Artificial intelligence’s current ability, future prospects discussedArchive
KARACHI: “Would you be comfortable if I was actually a robot? What if your child’s teacher in school was a robot? Would you be fine with sending your child to school in a self-driving car?”
Two experts on artificial intelligence (AI) made one sit up and wake up to reality during a discussion about concerns regarding AI, titled, ‘Journey on intelligence: a dialogue where philosophy inquires artificial intelligence’ organised by the School of Science and Engineering at Habib University on Thursday.
As we step into the age of AI, the question of ethics remains hanging in the middle. How will mankind deal with this conflict between artificial intelligence and human intellect while also dealing with the moral and ethical issues?
Dr Sajjad Haider, head of the AI lab at the Institute of Business Administration, started with Alan Turing’s 1950 test of a machine’s ability to exhibit intelligent behaviour equivalent to, or indistinguishable from, that of a human. But ‘AI’ or ‘artificial intelligence’ was truly born in 1956 when the computer scientist John McCarthy coined the term.
‘Real-world application of robots has people worried about losing their jobs’
“The years following that saw millions of dollars being poured into developing human-like intelligence, which was not really happening, making it the dark period of AI,” he said.
But things started happening and picking up pace around 1996 and 1997 when IBM’s Deep Blue defeated the world-class chess master Garry Kasparov.
“We didn’t have that much computing power in the 1950s but we did in the 1990s. Then recently, in 2016, Google DeepMind’s AlphaGo defeated Go champion Lee Sedol leading to much media hype about AI. Now we see the DARPA challenges involving autonomous or driverless vehicles.
“We also have robots now that look like humans,” he said. “They happen to have Asian faces because they are mostly manufactured in Japan or China. We already have service robots that look like machines but the human face on robots helps smooth interaction between the machine and the human,” he explained.
“But real-world application of robots has people worried about losing their jobs now. For instance there is the Google translator that has got call centre workers all worried,” he said.
“But throughout history we have seen that whenever something new comes along it may make some professions less popular but then there are new professions that come into demand while creating new openings,” Dr Sajjad pointed out.
Other things that are equally or perhaps more worrisome for humans include data mining, deface technology, etc. There is Facebook, Cambridge Analytica, the world’s biggest social network, at the centre of an international scandal involving voter data, the 2016 US presidential election and Brexit. There are smart programmes that can analyse your facial expressions to know your personality.

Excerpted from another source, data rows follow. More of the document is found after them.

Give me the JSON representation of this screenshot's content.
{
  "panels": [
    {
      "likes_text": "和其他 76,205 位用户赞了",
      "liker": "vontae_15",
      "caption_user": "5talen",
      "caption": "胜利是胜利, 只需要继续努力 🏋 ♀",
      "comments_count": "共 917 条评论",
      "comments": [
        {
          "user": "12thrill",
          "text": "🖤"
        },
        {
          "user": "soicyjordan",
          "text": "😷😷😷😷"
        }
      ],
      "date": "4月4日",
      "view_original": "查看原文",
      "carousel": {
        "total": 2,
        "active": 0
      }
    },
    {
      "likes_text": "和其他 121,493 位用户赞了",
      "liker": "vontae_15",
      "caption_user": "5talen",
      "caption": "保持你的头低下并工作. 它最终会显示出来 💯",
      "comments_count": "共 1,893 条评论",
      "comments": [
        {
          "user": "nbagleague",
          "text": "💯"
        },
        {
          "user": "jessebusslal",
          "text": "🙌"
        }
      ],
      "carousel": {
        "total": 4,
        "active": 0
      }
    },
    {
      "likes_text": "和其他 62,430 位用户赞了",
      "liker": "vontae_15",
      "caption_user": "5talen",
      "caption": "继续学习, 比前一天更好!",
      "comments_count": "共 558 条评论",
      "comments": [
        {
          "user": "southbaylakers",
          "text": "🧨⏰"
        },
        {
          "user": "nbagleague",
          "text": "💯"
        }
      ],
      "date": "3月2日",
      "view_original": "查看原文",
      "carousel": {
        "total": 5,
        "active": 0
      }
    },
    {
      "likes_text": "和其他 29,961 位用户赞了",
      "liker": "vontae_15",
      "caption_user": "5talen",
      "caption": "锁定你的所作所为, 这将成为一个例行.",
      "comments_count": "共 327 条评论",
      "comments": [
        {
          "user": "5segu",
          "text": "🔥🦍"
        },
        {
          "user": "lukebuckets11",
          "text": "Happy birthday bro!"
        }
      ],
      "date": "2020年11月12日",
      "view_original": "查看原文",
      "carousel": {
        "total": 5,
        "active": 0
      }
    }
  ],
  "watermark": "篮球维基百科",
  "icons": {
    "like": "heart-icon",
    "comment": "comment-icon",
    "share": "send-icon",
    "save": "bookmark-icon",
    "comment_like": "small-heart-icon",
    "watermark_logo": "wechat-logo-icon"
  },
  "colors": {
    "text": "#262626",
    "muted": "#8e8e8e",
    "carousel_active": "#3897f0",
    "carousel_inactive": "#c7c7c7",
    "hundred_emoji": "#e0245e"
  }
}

Dr Sajjad thought that people have been very successful with many great AI tools and they will keep on using them. But what if only a few have access to such tools? “Then it will be just like nuclear technology, which can be misused by those who have access to it,” he pointed out.
Meanwhile, Dr Muhammad Haris, a professor of philosophy at Habib University, said that the combination of biogenetics, AI and state power is making us wonder who’s going to hold power in the future.
“When we think, we think and then there is a gap before the process of reflection,” he said. “That kind of gap diminishes with AI. So AI and genetics will get entangled,” he added.
He also reminded about what is already there such as systems of surveillance and things like face recognition by computers. He quoted the example of a movie rights company sending a legal notice to Vimeo to take down a video that they presumed belonged to them. But they were in fact mistaken as it was a computer simulation of the original which was very difficult to differentiate.
“So now with AI you have a situation where the sources of similarities are increasing, leading to the production of hyper-reality,” he said.
The discussion was moderated by Farieha Aziz, a journalist and co-founder of Bolo Bhi, a digital rights and civil liberties group.
Published in Dawn, March 24th, 2018